Kinshasa — INDICATIONS of the resignation of President Joseph Kabila must be followed by the release of human rights and opposition activists, media freedom and repealing of repressive laws in the Democratic Republic of Congo (DRC).
This is according to human rights groups after an announcement the strongman, in power for over 17 years, will not run for a third term when the troubled Central African country holds elections before the end of this year.
Polls are set for December 23, two years after Kabila failed to hold elections to choose the next president at the expiry of his term.
Emmanuel Ramazani Shadary, the former Minister of Interior, reportedly has Kabila's backing to represent the ruling People's Party for Reconstruction and Democracy in the watershed election.
Amnesty International's Researcher for the DRC, Jean-Mobert Senga, said the announcement that Kabila would not run for a third term would be welcome news to many Congolese but more needs to be done.
Senga called for the formal lifting of the ban on demonstrations.
"Government must also pledge not to suppress peaceful demonstrations and opposition and civil society meetings," Senga said.
"They must also take concrete steps to hold to account suspected perpetrators of human rights violations, including senior officers in the military, the police and the intelligence agencies."
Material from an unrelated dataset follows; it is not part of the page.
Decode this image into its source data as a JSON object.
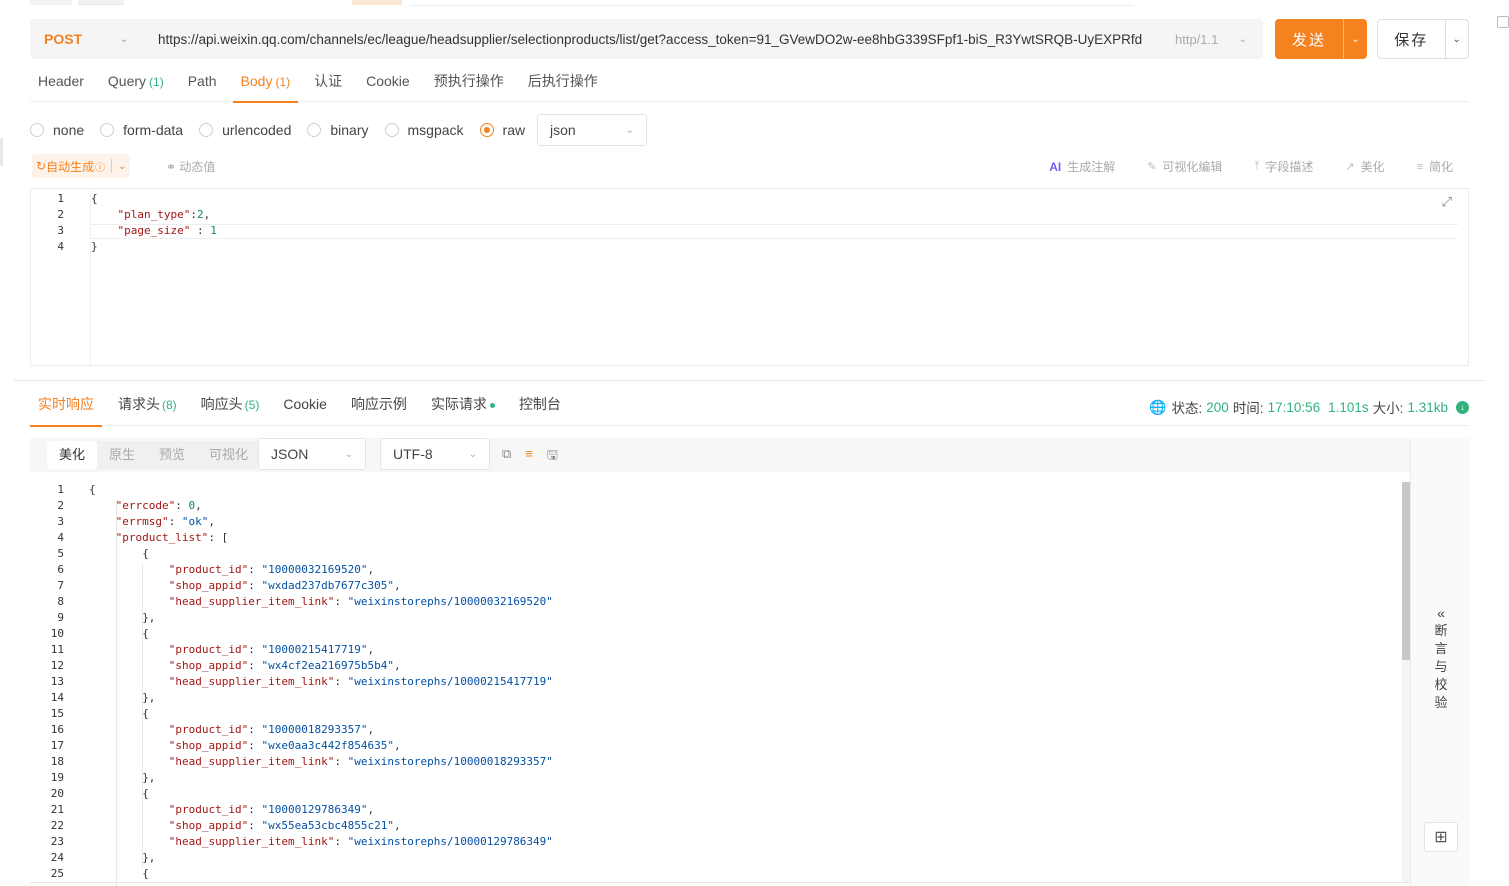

Moussa Faki Mahamat, Chairman of the African Union Commission, welcomed the step taken by Kabila.
"In doing so, President Kabila has made a gesture of high political value in the best interests of his country," Mahamat said.
Kabila assumed power after the assassination of his father, Laurent.
Tensions have gripped DRC since 2016 when he stayed on at the expiry of his second term.